Look at the V-ray documentation about “Two-sided materials”.

When working with curved glass, it helps to give it a thickness (as noted already). You can do this using Fredo’s JointPushPull - Thickener easily.

Here is a basic attempt to create two lamps - I have XRay mode on so you can see the thickness and the Sphere light placed inside.

Here is what it looks like rendered. I used Light Mix so that I can adjust one Sphere light to see how it differs. Light on the left has 200 as its intensity value. On the right was bumped up x4 using Light Mix in the VFB. Note that the brighter the light the more it will override or wash out any transparency in the glass. Speaking of glass, I used V-Rays Frosted-Shiny from the default library. I took out the blueish/greenish tint in the refraction color settings.
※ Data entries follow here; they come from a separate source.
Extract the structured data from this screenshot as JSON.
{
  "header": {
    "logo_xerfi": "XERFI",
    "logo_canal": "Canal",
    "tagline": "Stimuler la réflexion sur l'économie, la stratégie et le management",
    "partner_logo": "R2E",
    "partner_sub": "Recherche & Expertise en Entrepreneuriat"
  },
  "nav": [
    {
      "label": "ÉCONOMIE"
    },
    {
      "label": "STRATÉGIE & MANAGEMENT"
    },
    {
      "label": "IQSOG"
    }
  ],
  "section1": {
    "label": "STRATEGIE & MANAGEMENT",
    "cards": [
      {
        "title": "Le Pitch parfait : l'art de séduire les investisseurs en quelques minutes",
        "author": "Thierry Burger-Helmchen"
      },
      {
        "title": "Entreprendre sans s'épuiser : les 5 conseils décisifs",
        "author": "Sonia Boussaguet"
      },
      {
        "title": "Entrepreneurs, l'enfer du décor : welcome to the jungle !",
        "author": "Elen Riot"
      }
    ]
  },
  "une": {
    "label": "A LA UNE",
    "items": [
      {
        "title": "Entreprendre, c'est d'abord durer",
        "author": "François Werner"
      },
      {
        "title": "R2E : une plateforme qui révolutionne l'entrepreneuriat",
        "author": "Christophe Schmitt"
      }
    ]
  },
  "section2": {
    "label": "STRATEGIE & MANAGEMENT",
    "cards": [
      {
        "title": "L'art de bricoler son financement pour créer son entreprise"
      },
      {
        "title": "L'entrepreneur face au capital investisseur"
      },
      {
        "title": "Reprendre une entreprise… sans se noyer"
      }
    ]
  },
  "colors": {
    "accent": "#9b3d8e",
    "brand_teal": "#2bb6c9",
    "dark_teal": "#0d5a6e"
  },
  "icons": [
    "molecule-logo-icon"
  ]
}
With the corrections panel open and after adding an ‘Exposure’ adjustment layer, notice the balance between exposure and highlight burn. Here is highlight burn all the way up…

Compared to mostly down. Maybe not any better than you’re achieving but it makes the point that there is a strong interplay between light intensity, glass settings, exposure and highlight burn settings.

Let me know if any of this was helpful or not.


Just thought of how to give thickness with no extensions - just copy and paste the sphere in place and scale using the modifier so that it stays centered:

Just make sure to reverse the inside face or it’ll cause some coloration issues when rendered

Looks good:

Wow, you’re being so helpful, I really appreciate that! Unfortunately I have a problem giving some thickness to my sphere :frowning: I checked this joint push pull tool and found out it wasn’t free :frowning: is there any other way to do it? I was checking up 3d warehouse but every ball lamp model is just a sphere, no thickness to it :frowning:

We may have been typing at the same time. Try my second method above and let me know.

Oh yea, that’s the case haha, lovely, on it!

I’m losing me peace hahhaa

A few things still to consider:

  1. Try increasing size of sphere light to better reflect size of bulb (unless that’s the size in real life).

  2. Try using a slightly warmer color for your sphere light emission

  3. Remove the color from the frosted glass V-Ray material

  4. Be sure to test the light inside of a box or room so that you can see the light better since it’s ultimately going into an interior shot.

Feel free to steal, or borrow from my file if helpful - GlobLightsTest.skp (820.0 KB)